A long heralded bipartisan budget agreement appeared in danger of collapsing Friday over the potential inclusion of a municipal fee for out-of-state trash disposal sought by Gov. Ned Lamont.
State officials in the General Assembly and the governor’s office have been working to adopt a roughly $51 billion two-year budget agreement before the legislative session ends at midnight on Wednesday.
Despite Lamont’s Thursday assurances that a deal had been reached with Democrats and Republicans in the legislature, House Minority Leader Vincent Candelora warned Friday that his caucus worried the budget’s implementing language would include controversial policies including a proposed hauling fee on municipalities that ship solid waste out of state.
“That was a bill that was in the Environment Committee. It was shut down in that committee. It was unpalatable, so why is it being resurrected now through the budget process?” Candelora said Friday.
The governor proposed a $5 per-ton fee on municipal waste shipped out of Connecticut as part of a sweeping bill to address a growing shortfall in state waste management capabilities. The legislature’s Environment Committee removed the provision in March as one of several changes to the bill.
The administration estimates that Connecticut towns ship more than 860,000 tons of trash across state lines each year. On Friday, Lamont said that state officials were still looking for a recurring revenue source for waste management policies and said the fee was “not a done deal.”
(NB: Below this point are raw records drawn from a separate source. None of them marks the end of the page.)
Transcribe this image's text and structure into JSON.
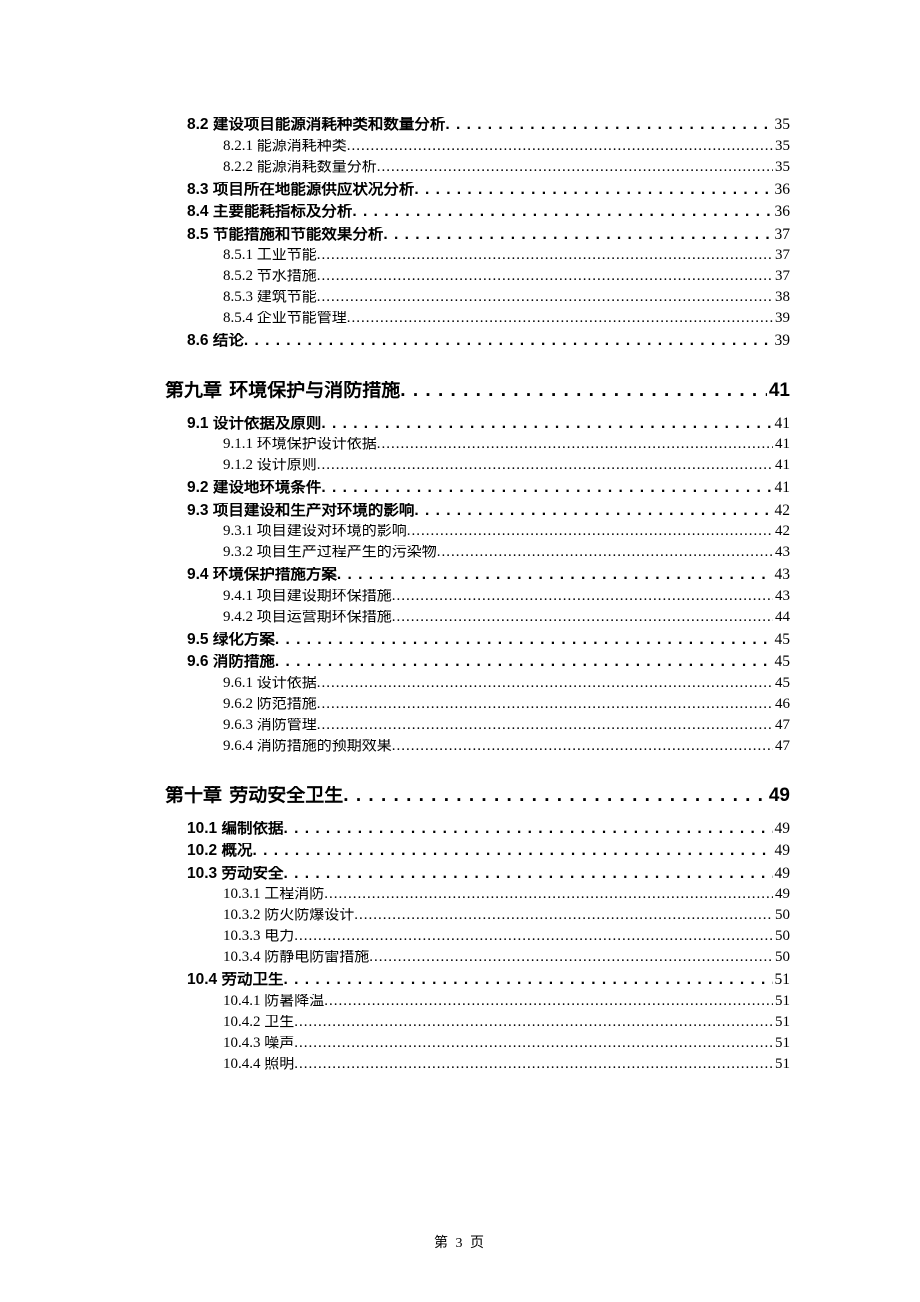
{
  "footer": "第 3 页",
  "toc": [
    {
      "level": "l2",
      "title": "8.2 建设项目能源消耗种类和数量分析",
      "page": "35"
    },
    {
      "level": "l3",
      "title": "8.2.1 能源消耗种类",
      "page": "35"
    },
    {
      "level": "l3",
      "title": "8.2.2 能源消耗数量分析",
      "page": "35"
    },
    {
      "level": "l2",
      "title": "8.3 项目所在地能源供应状况分析",
      "page": "36"
    },
    {
      "level": "l2",
      "title": "8.4 主要能耗指标及分析",
      "page": "36"
    },
    {
      "level": "l2",
      "title": "8.5 节能措施和节能效果分析",
      "page": "37"
    },
    {
      "level": "l3",
      "title": "8.5.1 工业节能",
      "page": "37"
    },
    {
      "level": "l3",
      "title": "8.5.2 节水措施",
      "page": "37"
    },
    {
      "level": "l3",
      "title": "8.5.3 建筑节能",
      "page": "38"
    },
    {
      "level": "l3",
      "title": "8.5.4 企业节能管理",
      "page": "39"
    },
    {
      "level": "l2",
      "title": "8.6 结论",
      "page": "39"
    },
    {
      "level": "chapter",
      "title": "第九章 环境保护与消防措施",
      "page": "41"
    },
    {
      "level": "l2",
      "title": "9.1 设计依据及原则",
      "page": "41"
    },
    {
      "level": "l3",
      "title": "9.1.1 环境保护设计依据",
      "page": "41"
    },
    {
      "level": "l3",
      "title": "9.1.2 设计原则",
      "page": "41"
    },
    {
      "level": "l2",
      "title": "9.2 建设地环境条件",
      "page": "41"
    },
    {
      "level": "l2",
      "title": "9.3  项目建设和生产对环境的影响",
      "page": "42"
    },
    {
      "level": "l3",
      "title": "9.3.1  项目建设对环境的影响",
      "page": "42"
    },
    {
      "level": "l3",
      "title": "9.3.2  项目生产过程产生的污染物",
      "page": "43"
    },
    {
      "level": "l2",
      "title": "9.4  环境保护措施方案",
      "page": "43"
    },
    {
      "level": "l3",
      "title": "9.4.1  项目建设期环保措施",
      "page": "43"
    },
    {
      "level": "l3",
      "title": "9.4.2  项目运营期环保措施",
      "page": "44"
    },
    {
      "level": "l2",
      "title": "9.5 绿化方案",
      "page": "45"
    },
    {
      "level": "l2",
      "title": "9.6 消防措施",
      "page": "45"
    },
    {
      "level": "l3",
      "title": "9.6.1 设计依据",
      "page": "45"
    },
    {
      "level": "l3",
      "title": "9.6.2 防范措施",
      "page": "46"
    },
    {
      "level": "l3",
      "title": "9.6.3 消防管理",
      "page": "47"
    },
    {
      "level": "l3",
      "title": "9.6.4 消防措施的预期效果",
      "page": "47"
    },
    {
      "level": "chapter",
      "title": "第十章 劳动安全卫生",
      "page": "49"
    },
    {
      "level": "l2",
      "title": "10.1  编制依据",
      "page": "49"
    },
    {
      "level": "l2",
      "title": "10.2 概况",
      "page": "49"
    },
    {
      "level": "l2",
      "title": "10.3  劳动安全",
      "page": "49"
    },
    {
      "level": "l3",
      "title": "10.3.1 工程消防",
      "page": "49"
    },
    {
      "level": "l3",
      "title": "10.3.2 防火防爆设计",
      "page": "50"
    },
    {
      "level": "l3",
      "title": "10.3.3 电力",
      "page": "50"
    },
    {
      "level": "l3",
      "title": "10.3.4 防静电防雷措施",
      "page": "50"
    },
    {
      "level": "l2",
      "title": "10.4 劳动卫生",
      "page": "51"
    },
    {
      "level": "l3",
      "title": "10.4.1 防暑降温",
      "page": "51"
    },
    {
      "level": "l3",
      "title": "10.4.2 卫生",
      "page": "51"
    },
    {
      "level": "l3",
      "title": "10.4.3 噪声",
      "page": "51"
    },
    {
      "level": "l3",
      "title": "10.4.4 照明",
      "page": "51"
    }
  ]
}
“Everybody cares about the environment but they don’t want to pay anything to help make it happen and we’re still negotiating that,” he said.
“I think we should do it. I think we should give municipalities an incentive,” he said. “It’s going to save them a fortune so they don’t have to pay out-of-state haulers to take it to West Virginia. We can treat it better here with recycling.”
While it is not uncommon for elements of typically large budget implementer bills to become controversial, opposition to this year’s implementer threatens to impact support for the overall budget package as legislative leaders are considering running the budget together with implementing language as one bill.
Candelora told reporters the underlying budget still had support from Republican lawmakers but worried it may end up saddled with unpopular concepts that would not pass on their own.
“We are starting to hear about policies being rolled into this budget that is not for the purpose of implementing this budget but the budget is being used as a vehicle to push unpalatable proposals that both sides of the aisle may not like that might end up being incorporated,” he said.
Legislative leaders expressed general support on Thursday for the broad strokes of the budget agreement, which will include income tax cuts for the two lowest earning tax brackets and is expected to abide by fiscal constraints including a cap on state spending.
However, those same fiscal constraints have led to frustrations among advocates and legislators wishing to see greater investments in historically underfunded priorities like the network of nonprofits which provide social services to some of Connecticut’s most vulnerable populations.
In an interview Thursday, Sen. Saud Anwar, D-South Windsor, said he would oppose a recent version of the budget deal unless more funding was approved. Anwar said he would like the budget to include 4.5% funding increases for nonprofits in each of the budget’s two years.
On Friday, House Speaker Matt Ritter said the first year of the budget would include about $50 million to provide some nonprofit workers bonus payments and a cost of living increase of 2.5% in the second year of the budget. Another $50 million would be included for workers of group homes funded through the Department of Developmental Services, he said.
He said that means that some group homes, those with unions, will see more than 2.5% increases and others will see just 2.5%.